Ancient Persian artistic production dating to the 3rd millennium BC is characterised by finely potted, high fired terracotta vessels, usually enriched by dark pigmented geometric or zoomorphic decorations. Such vessels would have been produced to store food, but also as burial goods to be placed with the deceased in the tomb. Flaring cups and globular jars, such as this fine example, are among the most popular artefacts excavated from Iranian graves, especially the ones from Susa. Although the first examples of such pottery production display simple shapes and stylised decorative motives, terracotta wares evolved embracing aesthetics driven from all the cultures the Persian Empire entered in contact with.
Western Asiatic Terracotta Jar with Ibexes
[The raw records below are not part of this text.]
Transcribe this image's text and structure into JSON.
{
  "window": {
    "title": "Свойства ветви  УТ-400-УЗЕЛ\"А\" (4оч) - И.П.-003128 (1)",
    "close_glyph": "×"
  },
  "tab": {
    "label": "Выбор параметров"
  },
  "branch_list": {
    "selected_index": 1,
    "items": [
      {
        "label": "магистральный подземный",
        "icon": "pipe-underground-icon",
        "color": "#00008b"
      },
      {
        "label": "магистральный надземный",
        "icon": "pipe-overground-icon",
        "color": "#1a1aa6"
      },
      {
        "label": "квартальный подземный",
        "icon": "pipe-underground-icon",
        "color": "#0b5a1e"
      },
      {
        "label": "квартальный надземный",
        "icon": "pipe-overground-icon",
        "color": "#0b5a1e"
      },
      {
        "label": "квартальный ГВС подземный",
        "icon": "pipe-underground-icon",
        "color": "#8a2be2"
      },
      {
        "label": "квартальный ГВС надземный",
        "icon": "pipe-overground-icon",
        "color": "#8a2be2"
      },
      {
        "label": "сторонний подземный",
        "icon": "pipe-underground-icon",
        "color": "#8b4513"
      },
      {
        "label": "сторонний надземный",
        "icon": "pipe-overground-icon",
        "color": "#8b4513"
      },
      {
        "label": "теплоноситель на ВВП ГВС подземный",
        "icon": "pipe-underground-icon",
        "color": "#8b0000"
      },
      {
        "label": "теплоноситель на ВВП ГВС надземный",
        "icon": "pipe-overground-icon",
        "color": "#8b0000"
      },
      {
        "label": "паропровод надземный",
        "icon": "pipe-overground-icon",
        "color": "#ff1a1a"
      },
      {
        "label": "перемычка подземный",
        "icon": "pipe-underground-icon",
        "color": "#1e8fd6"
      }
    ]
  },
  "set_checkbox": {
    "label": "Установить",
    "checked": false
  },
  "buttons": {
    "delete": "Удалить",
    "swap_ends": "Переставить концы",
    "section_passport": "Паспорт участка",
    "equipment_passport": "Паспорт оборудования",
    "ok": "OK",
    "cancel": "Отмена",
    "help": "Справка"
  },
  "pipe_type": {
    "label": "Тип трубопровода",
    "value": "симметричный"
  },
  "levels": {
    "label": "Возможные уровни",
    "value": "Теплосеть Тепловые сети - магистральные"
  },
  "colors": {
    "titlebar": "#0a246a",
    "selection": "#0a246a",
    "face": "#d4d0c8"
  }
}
An Ancient Persian terracotta jar featuring a globular body leading to a short, slightly everted neck. The vessel is further enriched with a register of four stylised ibexes with plumped bodies and long exaggerated horns painted in black pigment. Four continuous bands sit above the register, earthly encrustation is visible across the surface.
Condition: Very fine condition, slight chips to body.